[TASK DATA]
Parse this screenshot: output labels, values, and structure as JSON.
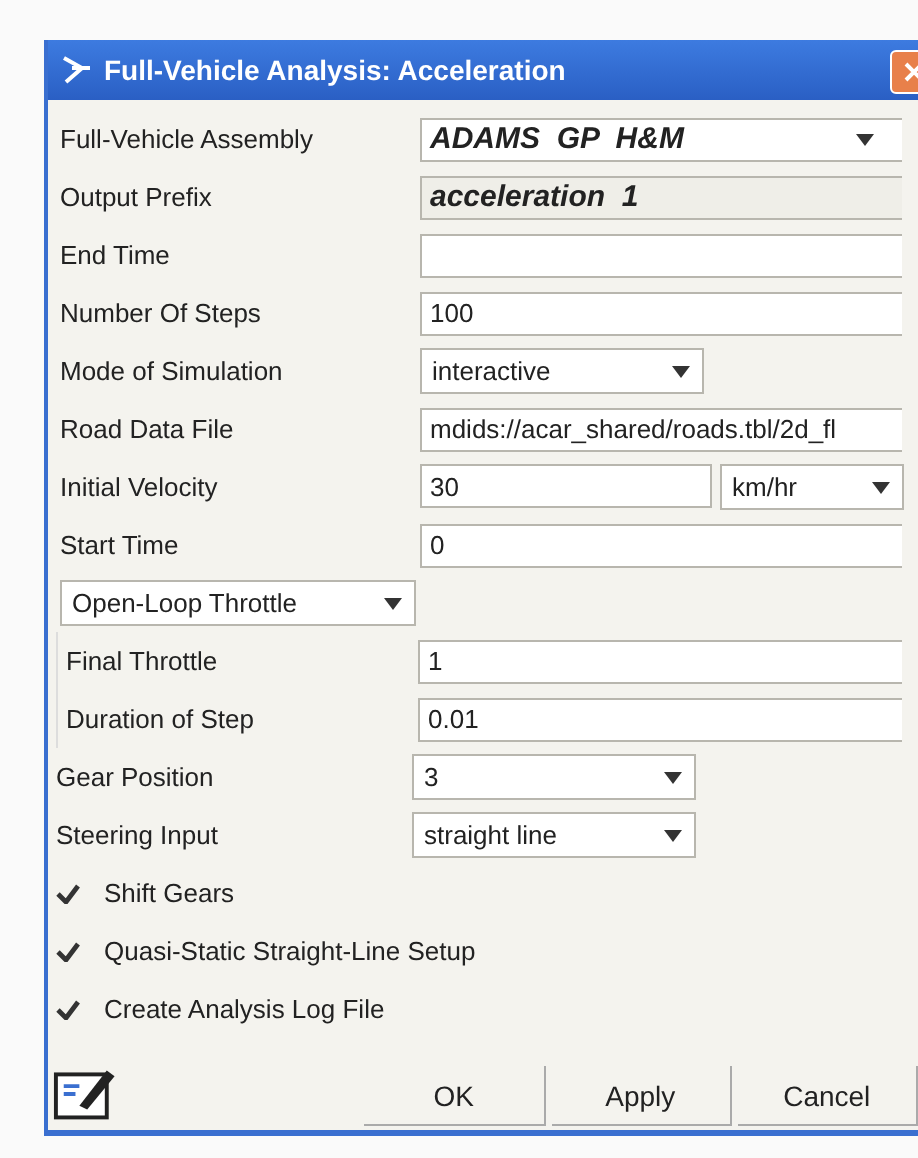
{
  "window": {
    "title": "Full-Vehicle Analysis: Acceleration"
  },
  "fields": [
    {
      "label": "Full-Vehicle Assembly",
      "kind": "combo",
      "value": "ADAMS  GP  H&M"
    },
    {
      "label": "Output Prefix",
      "kind": "emphasis",
      "value": "acceleration  1"
    },
    {
      "label": "End Time",
      "kind": "text"
    },
    {
      "label": "Number Of Steps",
      "kind": "text",
      "value": "100"
    },
    {
      "label": "Mode of Simulation",
      "kind": "dropdown",
      "value": "interactive"
    },
    {
      "label": "Road Data File",
      "kind": "text",
      "value": "mdids://acar_shared/roads.tbl/2d_fl"
    },
    {
      "label": "Initial Velocity",
      "kind": "unit",
      "value": "30",
      "unit": "km/hr"
    },
    {
      "label": "Start Time",
      "kind": "text",
      "value": "0"
    }
  ],
  "throttle_mode": {
    "value": "Open-Loop Throttle"
  },
  "throttle_fields": [
    {
      "label": "Final Throttle",
      "value": "1"
    },
    {
      "label": "Duration of Step",
      "value": "0.01"
    }
  ],
  "gear_fields": [
    {
      "label": "Gear Position",
      "value": "3"
    },
    {
      "label": "Steering Input",
      "value": "straight line"
    }
  ],
  "checkboxes": [
    {
      "label": "Shift Gears",
      "checked": true
    },
    {
      "label": "Quasi-Static Straight-Line Setup",
      "checked": true
    },
    {
      "label": "Create Analysis Log File",
      "checked": true
    }
  ],
  "buttons": [
    "OK",
    "Apply",
    "Cancel"
  ]
}
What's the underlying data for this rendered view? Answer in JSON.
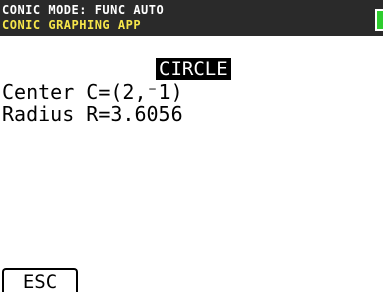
{
  "status_bar": {
    "mode_text": "CONIC MODE: FUNC AUTO",
    "app_text": "CONIC GRAPHING APP",
    "battery_color": "#2ecc2e"
  },
  "main": {
    "title": "CIRCLE",
    "center_line": "Center C=(2,⁻1)",
    "radius_line": "Radius R=3.6056"
  },
  "softkeys": {
    "esc_label": "ESC"
  }
}
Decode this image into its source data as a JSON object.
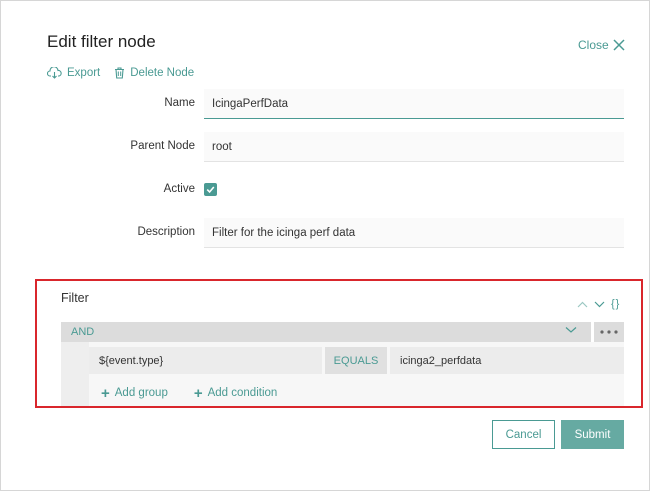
{
  "dialog": {
    "title": "Edit filter node",
    "close_label": "Close"
  },
  "toolbar": {
    "export_label": "Export",
    "delete_label": "Delete Node"
  },
  "form": {
    "name_label": "Name",
    "name_value": "IcingaPerfData",
    "parent_label": "Parent Node",
    "parent_value": "root",
    "active_label": "Active",
    "active_checked": true,
    "description_label": "Description",
    "description_value": "Filter for the icinga perf data"
  },
  "filter": {
    "title": "Filter",
    "json_toggle": "{}",
    "group_operator": "AND",
    "condition": {
      "field": "${event.type}",
      "operator": "EQUALS",
      "value": "icinga2_perfdata"
    },
    "add_group_label": "Add group",
    "add_condition_label": "Add condition"
  },
  "actions": {
    "cancel_label": "Cancel",
    "submit_label": "Submit"
  },
  "colors": {
    "accent": "#4a9a93",
    "highlight_border": "#d9262c",
    "submit_bg": "#66aaa2"
  }
}
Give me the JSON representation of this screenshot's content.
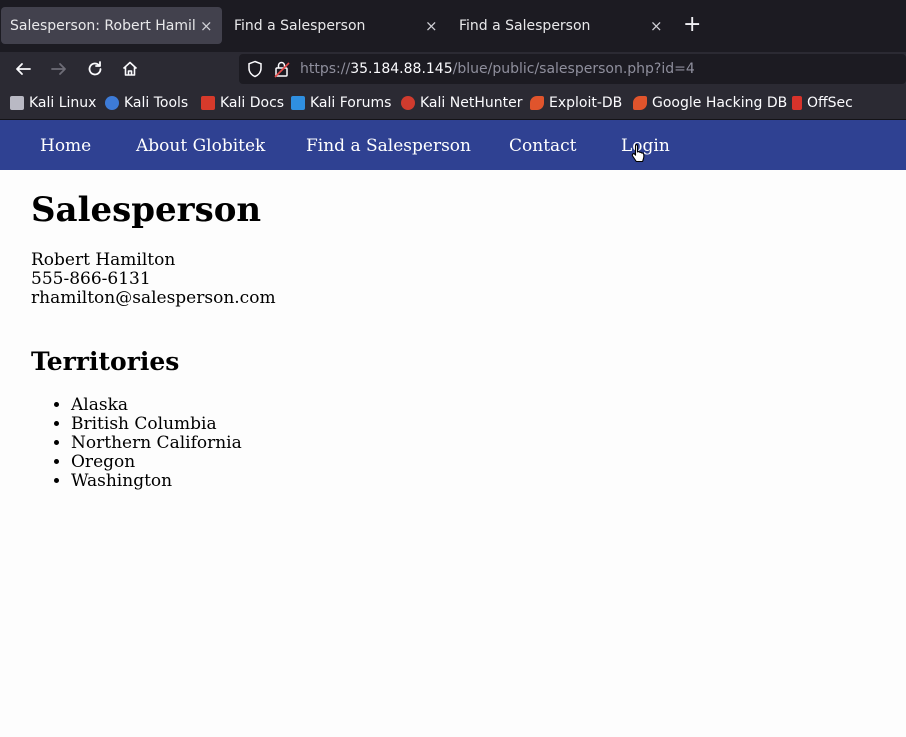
{
  "browser": {
    "tabs": [
      {
        "title": "Salesperson: Robert Hamilto",
        "close": "×"
      },
      {
        "title": "Find a Salesperson",
        "close": "×"
      },
      {
        "title": "Find a Salesperson",
        "close": "×"
      }
    ],
    "new_tab": "+",
    "url": {
      "scheme": "https://",
      "host": "35.184.88.145",
      "path": "/blue/public/salesperson.php?id=4"
    },
    "bookmarks": [
      {
        "label": "Kali Linux",
        "icon": "kali-dragon-icon",
        "color": "#b9b9c4"
      },
      {
        "label": "Kali Tools",
        "icon": "kali-tools-icon",
        "color": "#3d7bd8"
      },
      {
        "label": "Kali Docs",
        "icon": "kali-docs-icon",
        "color": "#d63a2b"
      },
      {
        "label": "Kali Forums",
        "icon": "kali-forums-icon",
        "color": "#2f8fe0"
      },
      {
        "label": "Kali NetHunter",
        "icon": "nethunter-icon",
        "color": "#d03b2e"
      },
      {
        "label": "Exploit-DB",
        "icon": "exploit-db-icon",
        "color": "#e0542c"
      },
      {
        "label": "Google Hacking DB",
        "icon": "ghdb-icon",
        "color": "#e0542c"
      },
      {
        "label": "OffSec",
        "icon": "offsec-icon",
        "color": "#d8332b"
      }
    ]
  },
  "site": {
    "nav": [
      "Home",
      "About Globitek",
      "Find a Salesperson",
      "Contact",
      "Login"
    ],
    "page_title": "Salesperson",
    "person": {
      "name": "Robert Hamilton",
      "phone": "555-866-6131",
      "email": "rhamilton@salesperson.com"
    },
    "territories_heading": "Territories",
    "territories": [
      "Alaska",
      "British Columbia",
      "Northern California",
      "Oregon",
      "Washington"
    ]
  },
  "colors": {
    "site_nav": "#2f4192",
    "tab_bar": "#1c1b22",
    "toolbar": "#2b2a33"
  }
}
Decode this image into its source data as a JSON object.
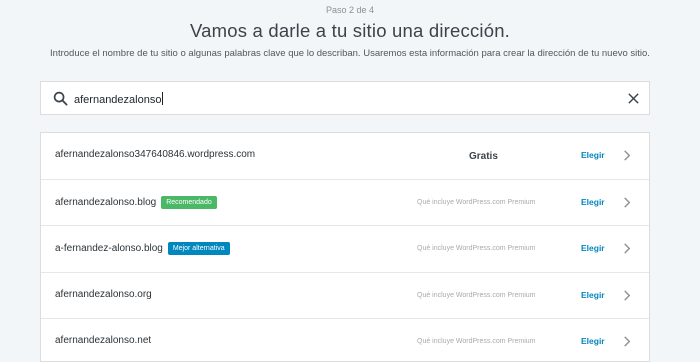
{
  "header": {
    "step": "Paso 2 de 4",
    "title": "Vamos a darle a tu sitio una dirección.",
    "subtitle": "Introduce el nombre de tu sitio o algunas palabras clave que lo describan. Usaremos esta información para crear la dirección de tu nuevo sitio."
  },
  "search": {
    "value": "afernandezalonso",
    "icon": "search-icon",
    "clear_icon": "close-icon"
  },
  "results": [
    {
      "domain": "afernandezalonso347640846.wordpress.com",
      "badge": "",
      "price": "Gratis",
      "note": "",
      "action": "Elegir"
    },
    {
      "domain": "afernandezalonso.blog",
      "badge": "Recomendado",
      "price": "",
      "note": "Qué incluye WordPress.com Premium",
      "action": "Elegir"
    },
    {
      "domain": "a-fernandez-alonso.blog",
      "badge": "Mejor alternativa",
      "price": "",
      "note": "Qué incluye WordPress.com Premium",
      "action": "Elegir"
    },
    {
      "domain": "afernandezalonso.org",
      "badge": "",
      "price": "",
      "note": "Qué incluye WordPress.com Premium",
      "action": "Elegir"
    },
    {
      "domain": "afernandezalonso.net",
      "badge": "",
      "price": "",
      "note": "Qué incluye WordPress.com Premium",
      "action": "Elegir"
    }
  ],
  "colors": {
    "background": "#f3f6f8",
    "link": "#0087be",
    "badge_recommended": "#4ab866",
    "badge_alternative": "#0087be"
  }
}
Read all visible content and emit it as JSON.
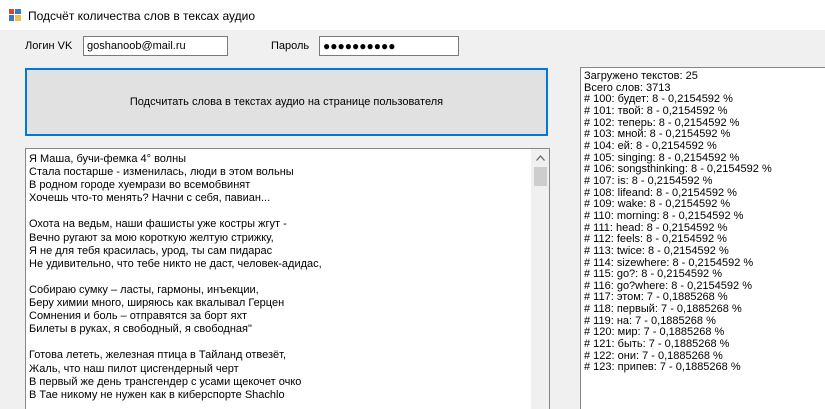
{
  "window": {
    "title": "Подсчёт количества слов в тексах аудио"
  },
  "login": {
    "label": "Логин VK",
    "value": "goshanoob@mail.ru"
  },
  "password": {
    "label": "Пароль",
    "value": "●●●●●●●●●●"
  },
  "count_button": {
    "label": "Подсчитать слова в текстах аудио на странице пользователя"
  },
  "lyrics": {
    "lines": [
      "Я Маша, бучи-фемка 4° волны",
      "Стала постарше - изменилась, люди в этом вольны",
      "В родном городе хуемрази во всемобвинят",
      "Хочешь что-то менять? Начни с себя, павиан...",
      "",
      "Охота на ведьм, наши фашисты уже костры жгут -",
      "Вечно ругают за мою короткую желтую стрижку,",
      "Я не для тебя красилась, урод, ты сам пидарас",
      "Не удивительно, что тебе никто не даст, человек-адидас,",
      "",
      "Собираю сумку – ласты, гармоны, инъекции,",
      "Беру химии много, ширяюсь как вкалывал Герцен",
      "Сомнения и боль – отправятся за борт яхт",
      "Билеты в руках, я свободный, я свободная\"",
      "",
      "Готова лететь, железная птица в Тайланд отвезёт,",
      "Жаль, что наш пилот цисгендерный черт",
      "В первый же день трансгендер с усами щекочет очко",
      "В Тае никому не нужен как в киберспорте Shachlo"
    ]
  },
  "stats": {
    "lines": [
      "Загружено текстов: 25",
      "Всего слов: 3713",
      "# 100: будет: 8 - 0,2154592 %",
      "# 101: твой: 8 - 0,2154592 %",
      "# 102: теперь: 8 - 0,2154592 %",
      "# 103: мной: 8 - 0,2154592 %",
      "# 104: ей: 8 - 0,2154592 %",
      "# 105: singing: 8 - 0,2154592 %",
      "# 106: songsthinking: 8 - 0,2154592 %",
      "# 107: is: 8 - 0,2154592 %",
      "# 108: lifeand: 8 - 0,2154592 %",
      "# 109: wake: 8 - 0,2154592 %",
      "# 110: morning: 8 - 0,2154592 %",
      "# 111: head: 8 - 0,2154592 %",
      "# 112: feels: 8 - 0,2154592 %",
      "# 113: twice: 8 - 0,2154592 %",
      "# 114: sizewhere: 8 - 0,2154592 %",
      "# 115: go?: 8 - 0,2154592 %",
      "# 116: go?where: 8 - 0,2154592 %",
      "# 117: этом: 7 - 0,1885268 %",
      "# 118: первый: 7 - 0,1885268 %",
      "# 119: на: 7 - 0,1885268 %",
      "# 120: мир: 7 - 0,1885268 %",
      "# 121: быть: 7 - 0,1885268 %",
      "# 122: они: 7 - 0,1885268 %",
      "# 123: припев: 7 - 0,1885268 %"
    ]
  }
}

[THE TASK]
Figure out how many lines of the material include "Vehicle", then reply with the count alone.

[EXERCISE ANSWER]
2